BC Hydro was required, through a Park Boundary Adjustment process, to obtain some park land to allow for access and build the project within their 250-acre site located in the middle of the Elk Falls Provincial Park. The land needed was mostly for the widening of existing access roads through the park to BC Hydro’s property. When getting approval for the boundary adjustment, Hydro committed to giving more land back to the park than taken out, which may equate to about a six- to seven-acre net gain to the size of the Elk Falls Park.
“It has been very impressive to follow this massive project so closely since inception, and along that path ensure the various components of Elk Falls Park are protected, restored or enhanced,” said BC Parks Area Supervisor, Brent Blackmun. “The end outcome is very favorable. There have been many benefits for the park, the broader Campbell River community and visiting local and international tourists.”
Those end benefits included discussions over the years between BC Hydro, BC Parks and the Campbell River Rotary Club that led to the Rotary Club’s construction of the suspension bridge at Elk Falls. Available parking was a show-stopper for the bridge proposal, as the old parking lots were too small, poorly constructed and located in the iconic old growth forests. That ultimately led to BC Hydro, given the three-year road closure across the John Hart Dam during project construction, to build a project legacy through a permanent 80-spot parking lot, that included RV and bus parking. The access road, parking lot and trail system was about a $2 million contribution. Hydro also made a funding contribution of $150,000 towards the suspension bridge construction.

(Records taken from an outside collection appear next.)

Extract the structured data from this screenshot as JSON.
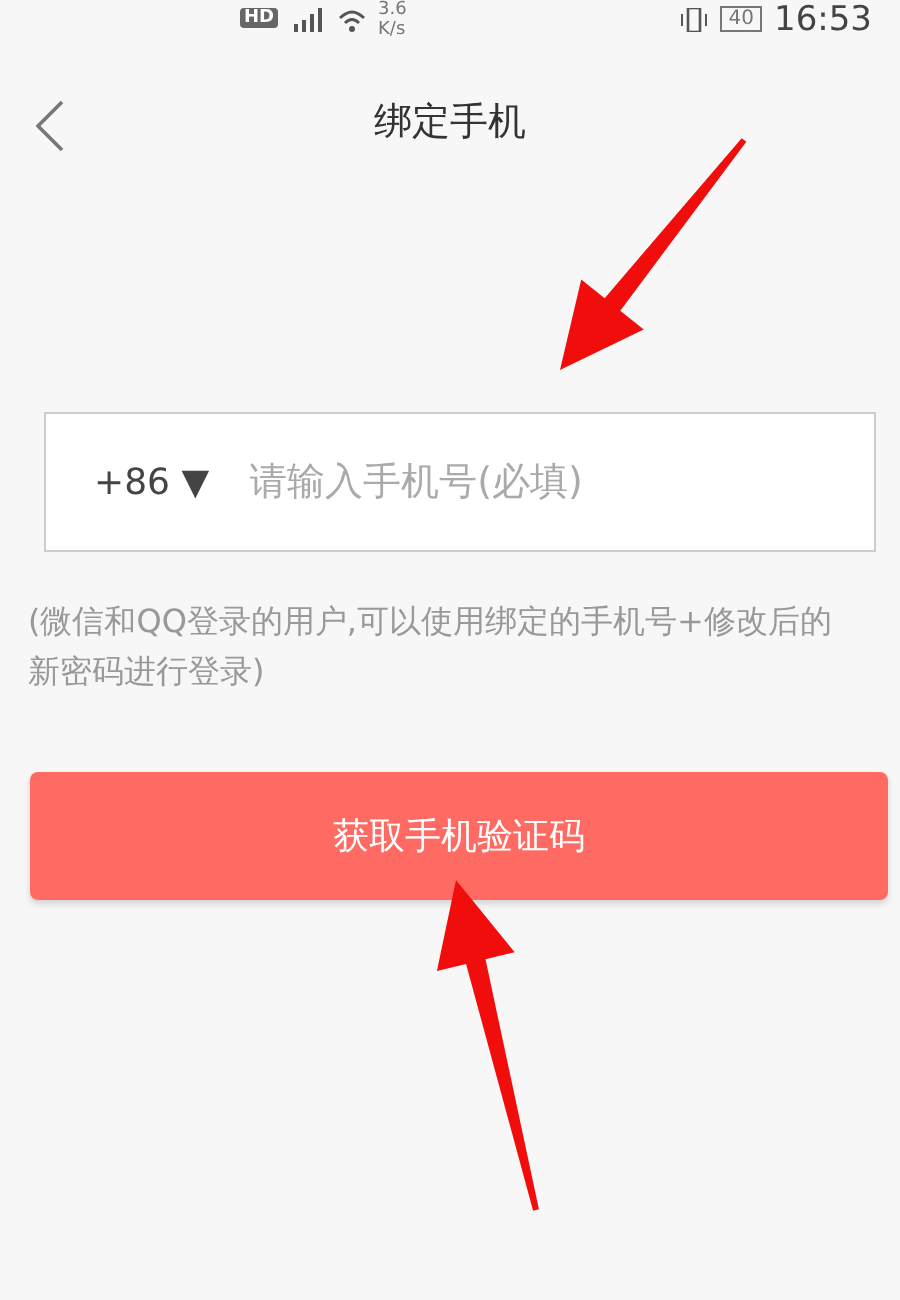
{
  "status_bar": {
    "left": [
      "HD"
    ],
    "speed": [
      "3.6",
      "K/s"
    ],
    "battery": "40",
    "time": "16:53"
  },
  "header": {
    "title": "绑定手机"
  },
  "phone_field": {
    "country_code": "+86",
    "dropdown": "▼",
    "placeholder": "请输入手机号(必填)"
  },
  "hint": "(微信和QQ登录的用户,可以使用绑定的手机号+修改后的新密码进行登录)",
  "submit_button": "获取手机验证码",
  "annotations": [
    {
      "kind": "arrow"
    },
    {
      "kind": "arrow"
    }
  ]
}
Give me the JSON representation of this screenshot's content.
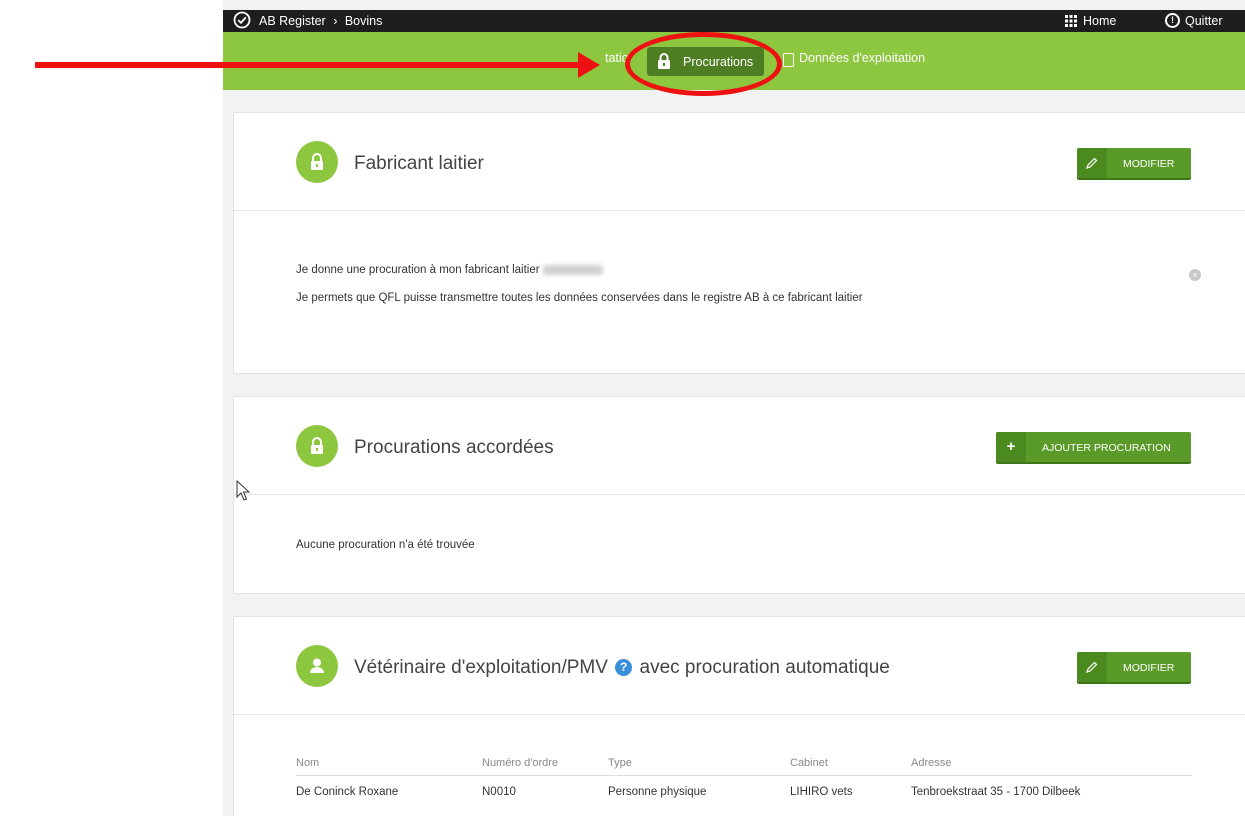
{
  "topbar": {
    "breadcrumb_root": "AB Register",
    "breadcrumb_sep": "›",
    "breadcrumb_current": "Bovins",
    "home_label": "Home",
    "quit_label": "Quitter"
  },
  "nav": {
    "item_partial": "tatio",
    "active_label": "Procurations",
    "data_label": "Données d'exploitation"
  },
  "dairy": {
    "title": "Fabricant laitier",
    "modify_label": "MODIFIER",
    "line1": "Je donne une procuration à mon fabricant laitier",
    "line2": "Je permets que QFL puisse transmettre toutes les données conservées dans le registre AB à ce fabricant laitier"
  },
  "granted": {
    "title": "Procurations accordées",
    "add_label": "AJOUTER PROCURATION",
    "empty_text": "Aucune procuration n'a été trouvée"
  },
  "vet": {
    "title_part1": "Vétérinaire d'exploitation/PMV",
    "help_glyph": "?",
    "title_part2": "avec procuration automatique",
    "modify_label": "MODIFIER",
    "columns": [
      "Nom",
      "Numéro d'ordre",
      "Type",
      "Cabinet",
      "Adresse"
    ],
    "rows": [
      [
        "De Coninck Roxane",
        "N0010",
        "Personne physique",
        "LIHIRO vets",
        "Tenbroekstraat 35 - 1700 Dilbeek"
      ]
    ]
  },
  "colors": {
    "brand_green": "#8dc63f",
    "button_green": "#5a9a28",
    "topbar": "#1e1e1e",
    "annotation_red": "#ee1111"
  }
}
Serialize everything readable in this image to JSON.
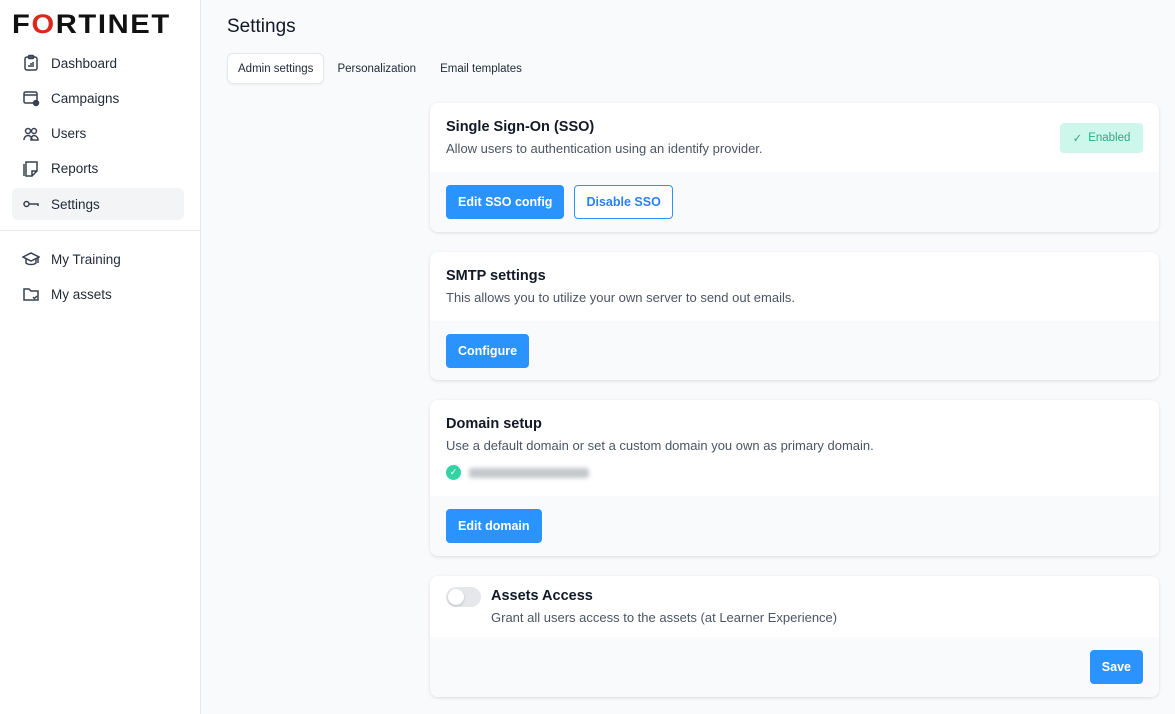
{
  "brand": {
    "name": "FORTINET",
    "accent": "#da291c"
  },
  "sidebar": {
    "items": [
      {
        "label": "Dashboard",
        "icon": "clipboard-chart-icon"
      },
      {
        "label": "Campaigns",
        "icon": "campaign-window-icon"
      },
      {
        "label": "Users",
        "icon": "users-icon"
      },
      {
        "label": "Reports",
        "icon": "note-icon"
      },
      {
        "label": "Settings",
        "icon": "key-icon",
        "active": true
      }
    ],
    "secondary": [
      {
        "label": "My Training",
        "icon": "graduation-cap-icon"
      },
      {
        "label": "My assets",
        "icon": "folder-check-icon"
      }
    ]
  },
  "page": {
    "title": "Settings",
    "tabs": [
      "Admin settings",
      "Personalization",
      "Email templates"
    ]
  },
  "sso": {
    "title": "Single Sign-On (SSO)",
    "desc": "Allow users to authentication using an identify provider.",
    "status": "Enabled",
    "edit": "Edit SSO config",
    "disable": "Disable SSO"
  },
  "smtp": {
    "title": "SMTP settings",
    "desc": "This allows you to utilize your own server to send out emails.",
    "configure": "Configure"
  },
  "domain": {
    "title": "Domain setup",
    "desc": "Use a default domain or set a custom domain you own as primary domain.",
    "edit": "Edit domain"
  },
  "assets": {
    "title": "Assets Access",
    "desc": "Grant all users access to the assets (at Learner Experience)",
    "enabled": false,
    "save": "Save"
  },
  "colors": {
    "primary": "#2b93fd",
    "success_bg": "#cdf7eb",
    "success_text": "#2faa85"
  }
}
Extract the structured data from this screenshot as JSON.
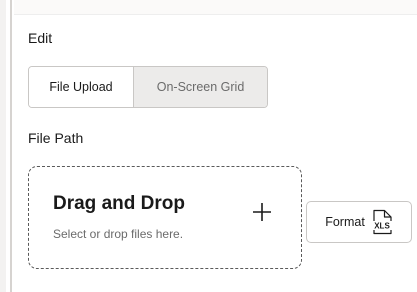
{
  "edit_section": {
    "label": "Edit",
    "tabs": [
      {
        "label": "File Upload",
        "selected": true
      },
      {
        "label": "On-Screen Grid",
        "selected": false
      }
    ]
  },
  "file_path_section": {
    "label": "File Path",
    "dropzone": {
      "title": "Drag and Drop",
      "subtitle": "Select or drop files here.",
      "add_icon": "plus-icon"
    },
    "format_button": {
      "label": "Format",
      "icon": "xls-file-icon",
      "icon_text": "XLS"
    }
  },
  "colors": {
    "border": "#c9c7c5",
    "inactive_tab_bg": "#ecebea",
    "muted_text": "#6b6b6b",
    "dropzone_border": "#5a5a5a"
  }
}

The Elk Falls Day Use Area had annual visits climb from about 75,000 a year to about 200,000. The suspension bridge is a free attraction that has increased tourism.
“With the new Elk Falls permanent access and parking in place since 2013, and timed to our decommissioning of the old John Hart facilities this year, we had another commitment to BC Parks to remove the pavement in the original two parking lots within the old growth forest,” said Watson. “That work is happening now and is perhaps two weeks from completion. The final results will further protect the park’s old growth trees and the habitat they provide. The work also includes improvements to trails, relocated picnic tables and retaining emergency access.”
Hydro will also freshen up the existing parking lot, including painting new road lines. The work to remove and restore the original parking lot pavement and freshen up the new parking lot has a combined cost of about $90,000, with an additional $30,000 from BC Parks for restoration planting, trail work and monitoring.
“For years we’ve been discussing with BC Hydro what Hydro lands may be transferred over to BC Parks at Elk Falls Park as early as 2020,” said Blackmun. “Part of the land package may include the new Elk Falls parking lot, adjacent treed lands with trails and some lower reaches of the Elk Falls Canyon.”
“While the John Hart project was successful in getting a safe, reliable, environmentally-benefitting hydroelectric facility, it is also important to work with agencies and the community to mitigate the project impacts as much as possible, and where possible find mutual wins,” Watson said. “With BC Hydro and BC Parks working closely together since the very beginning, we achieved positive outcomes.”
Hydro says the old woodstave penstock corridor will eventually return to forest, and better fit within the surrounding parkland.